**Work instruction**
Report every line of the material that contains the string "JSON".

**Dataset content**
────────────────────

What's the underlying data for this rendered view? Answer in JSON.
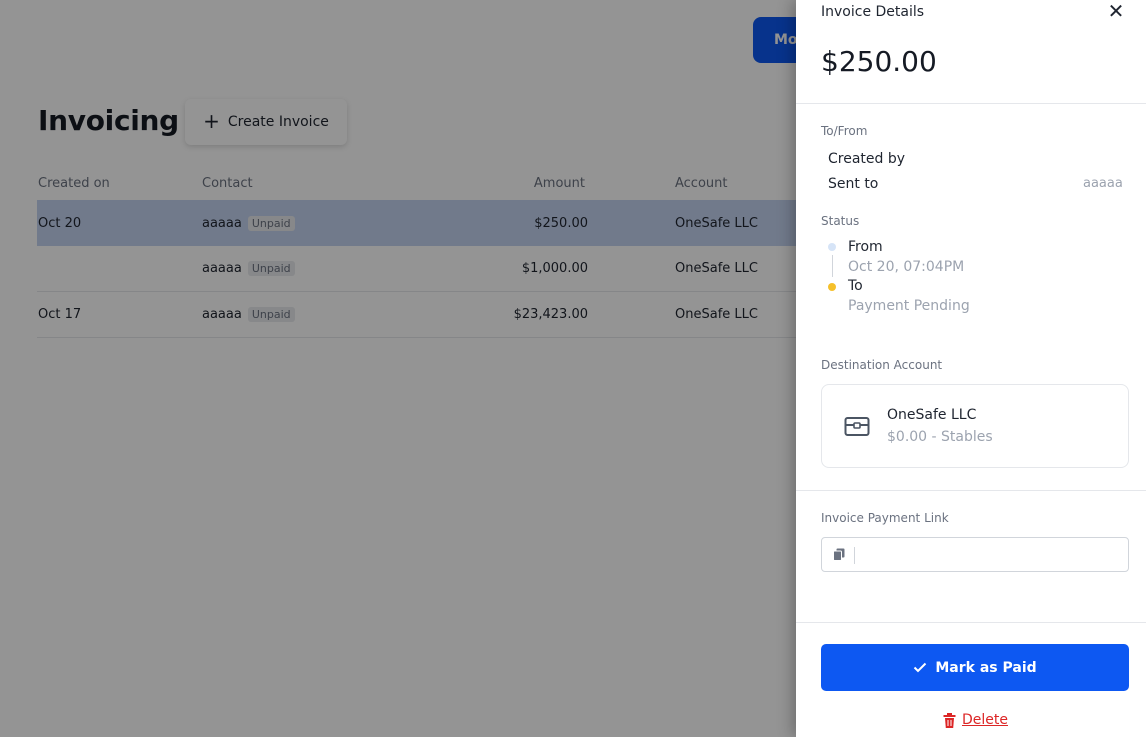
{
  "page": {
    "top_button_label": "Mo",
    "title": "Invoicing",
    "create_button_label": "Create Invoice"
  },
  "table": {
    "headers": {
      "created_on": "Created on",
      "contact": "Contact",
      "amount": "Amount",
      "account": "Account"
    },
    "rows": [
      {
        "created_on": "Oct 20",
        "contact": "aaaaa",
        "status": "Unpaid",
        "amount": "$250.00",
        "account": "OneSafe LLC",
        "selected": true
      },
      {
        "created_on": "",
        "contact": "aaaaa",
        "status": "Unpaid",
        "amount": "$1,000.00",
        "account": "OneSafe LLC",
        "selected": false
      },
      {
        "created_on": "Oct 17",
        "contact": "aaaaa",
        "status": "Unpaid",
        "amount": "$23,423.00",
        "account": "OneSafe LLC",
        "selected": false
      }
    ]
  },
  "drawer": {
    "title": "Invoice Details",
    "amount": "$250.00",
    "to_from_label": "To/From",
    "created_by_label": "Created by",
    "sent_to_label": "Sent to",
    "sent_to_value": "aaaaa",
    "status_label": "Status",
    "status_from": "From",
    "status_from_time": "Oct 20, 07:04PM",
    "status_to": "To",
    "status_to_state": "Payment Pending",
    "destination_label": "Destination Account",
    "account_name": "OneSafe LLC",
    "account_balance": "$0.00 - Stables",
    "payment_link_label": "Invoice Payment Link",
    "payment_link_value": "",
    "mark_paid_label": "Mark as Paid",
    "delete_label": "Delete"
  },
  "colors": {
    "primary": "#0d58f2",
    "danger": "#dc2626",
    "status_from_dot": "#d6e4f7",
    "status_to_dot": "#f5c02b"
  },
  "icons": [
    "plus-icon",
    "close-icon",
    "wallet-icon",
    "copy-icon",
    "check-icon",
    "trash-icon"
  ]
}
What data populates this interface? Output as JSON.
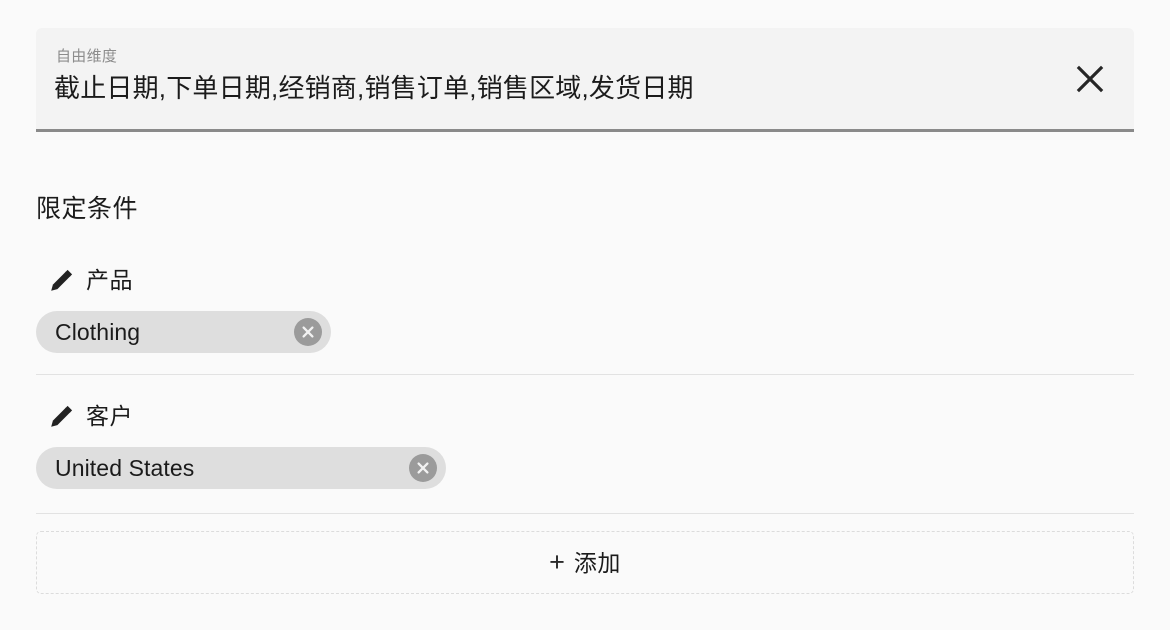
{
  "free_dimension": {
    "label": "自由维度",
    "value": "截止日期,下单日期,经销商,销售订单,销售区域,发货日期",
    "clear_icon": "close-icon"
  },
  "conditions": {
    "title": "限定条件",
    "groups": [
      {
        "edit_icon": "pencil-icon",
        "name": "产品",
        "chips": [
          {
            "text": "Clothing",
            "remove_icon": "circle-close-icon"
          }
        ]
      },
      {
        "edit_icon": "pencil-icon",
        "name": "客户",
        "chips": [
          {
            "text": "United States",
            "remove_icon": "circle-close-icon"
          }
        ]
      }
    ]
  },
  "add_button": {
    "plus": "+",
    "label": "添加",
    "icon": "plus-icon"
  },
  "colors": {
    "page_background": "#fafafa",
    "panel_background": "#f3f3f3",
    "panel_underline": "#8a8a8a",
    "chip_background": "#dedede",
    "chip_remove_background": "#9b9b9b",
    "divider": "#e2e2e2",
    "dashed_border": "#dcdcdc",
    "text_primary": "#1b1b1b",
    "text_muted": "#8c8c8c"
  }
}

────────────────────

**Exercise result**
What's the underlying data for this rendered view? Answer in JSON.
What data populates this interface? Output as JSON.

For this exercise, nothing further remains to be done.